Since 2019, steps have been taken by law enforcement and the Dallas County DA’s Office to cut down on the enforcement of marijuana laws.

Local officials have cited that Black people were disproportionately affected by these low-level prosecutions. Researchers at SMU decided to look at data and find out.

The Deason Center self-funded the study and used data from the DA’s office.

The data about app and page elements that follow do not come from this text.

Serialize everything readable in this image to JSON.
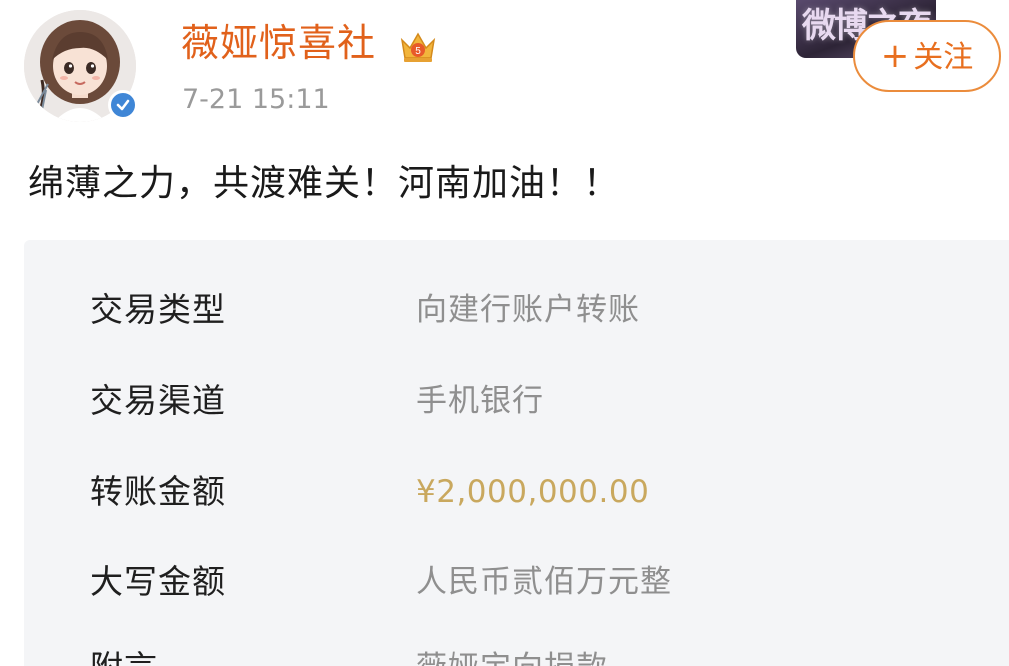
{
  "header": {
    "username": "薇娅惊喜社",
    "timestamp": "7-21 15:11",
    "follow_label": "关注",
    "follow_plus": "+",
    "avatar_icon": "cartoon-girl-avatar",
    "verified_icon": "verified-checkmark-icon",
    "crown_icon": "vip-crown-icon",
    "event_logo_text": "微博之夜"
  },
  "post": {
    "text": "绵薄之力，共渡难关！河南加油！！"
  },
  "receipt": {
    "rows": [
      {
        "label": "交易类型",
        "value": "向建行账户转账"
      },
      {
        "label": "交易渠道",
        "value": "手机银行"
      },
      {
        "label": "转账金额",
        "value": "¥2,000,000.00"
      },
      {
        "label": "大写金额",
        "value": "人民币贰佰万元整"
      },
      {
        "label": "附言",
        "value": "薇娅定向捐款"
      }
    ]
  },
  "colors": {
    "username": "#e1611b",
    "follow_border": "#eb8c3c",
    "amount": "#c9a85e",
    "verified": "#3f86d6",
    "card_bg": "#f4f5f7"
  }
}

Data from 2018 highlighted more than 5,000 people were referred for marijuana prosecution and 7,000 people for drug paraphernalia prosecution.

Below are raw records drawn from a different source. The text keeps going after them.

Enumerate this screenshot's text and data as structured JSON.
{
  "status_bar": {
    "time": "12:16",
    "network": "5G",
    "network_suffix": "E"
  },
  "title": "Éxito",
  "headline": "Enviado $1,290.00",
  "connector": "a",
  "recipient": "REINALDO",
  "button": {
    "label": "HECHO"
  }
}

A report released by Deason Criminal Justice Reform Center at SMU Dedman School of Law suggests that Black people were cited, arrested, prosecuted or referred to the Dallas County DA’s Office for misdemeanor possession of marijuana and/or drug paraphernalia more than non-Black people. 

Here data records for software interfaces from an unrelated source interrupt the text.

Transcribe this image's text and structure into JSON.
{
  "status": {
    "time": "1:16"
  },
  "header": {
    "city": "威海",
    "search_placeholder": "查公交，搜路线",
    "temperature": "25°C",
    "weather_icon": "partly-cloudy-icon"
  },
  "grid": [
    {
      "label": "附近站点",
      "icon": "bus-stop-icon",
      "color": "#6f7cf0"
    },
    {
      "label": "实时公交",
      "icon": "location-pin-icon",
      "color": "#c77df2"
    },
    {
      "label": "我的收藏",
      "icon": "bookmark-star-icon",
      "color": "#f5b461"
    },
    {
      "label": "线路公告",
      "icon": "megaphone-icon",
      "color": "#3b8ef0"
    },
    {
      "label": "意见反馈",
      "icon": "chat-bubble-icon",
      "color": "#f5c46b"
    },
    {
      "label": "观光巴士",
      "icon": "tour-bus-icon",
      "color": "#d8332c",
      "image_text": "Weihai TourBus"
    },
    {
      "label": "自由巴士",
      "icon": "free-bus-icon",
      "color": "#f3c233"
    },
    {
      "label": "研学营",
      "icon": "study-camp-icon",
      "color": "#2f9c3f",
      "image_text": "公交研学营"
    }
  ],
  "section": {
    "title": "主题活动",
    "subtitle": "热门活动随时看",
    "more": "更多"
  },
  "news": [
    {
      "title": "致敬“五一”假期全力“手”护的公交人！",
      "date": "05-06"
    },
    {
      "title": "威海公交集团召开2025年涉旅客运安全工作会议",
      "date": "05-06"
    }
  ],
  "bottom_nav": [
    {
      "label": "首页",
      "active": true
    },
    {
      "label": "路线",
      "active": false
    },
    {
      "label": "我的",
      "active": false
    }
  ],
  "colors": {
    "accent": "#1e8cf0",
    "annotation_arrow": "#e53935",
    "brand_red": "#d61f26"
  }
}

SMU law professor Pam Metzger led the study.

"The burden of these low-level drug crime laws, of marijuana laws and paraphernalia laws, was falling disproportionately on Black people not in one place, not in two places, but on six of the largest cities in Dallas County," she said.

The study was commissioned by SMU’s School of Law and Criminal Justice Reform Center. It analyzed 2018 county data from the cities of Dallas, Garland, Grand Prairie, Irving, Mesquite and Richardson. 

District Attorney John Creuzot took office in 2019 and announced his office would decline to prosecute most misdemeanor cases of first-time marijuana use even if local police departments continued enforcement.

"People use marijuana at roughly the same rates. It’s the only drug about which we kind of have this universal data," Metzger said. "So you’d expect the enforcement rates to be the same. They’re not." 

However, the study is missing some information. It doesn’t break down which of the marijuana charges stand-alone or which ones were accompanied with additional crimes.

Alex Del Carmen, Associate Dean of Criminology at Tarleton State University, says he’d like to see that data. 

"It needs to be isolated from these other types of crimes," he said.

Still, Del Carmen believes it won’t significantly affect the study’s overall picture.

"And to me, what those numbers do suggest is a very powerful message that in fact there is a discrepancy in the way these cases are being handled and the way these cases are being enforced," he said.

The Deason Center will release a report this summer highlighting 2019 numbers, which followed the district attorney’s decision to not prosecute these crimes, in an attempt to see if local police departments listened and eased up enforcement. 

Metzger believes the data will further push some in law enforcement to aspects of decriminalizing marijuana. 

"The country is heading in the direction of decriminalization," she said.

New Dallas Police Chief Eddie Garcia recently changed the department’s marijuana policy ordering officers to stop charging people for personal amounts.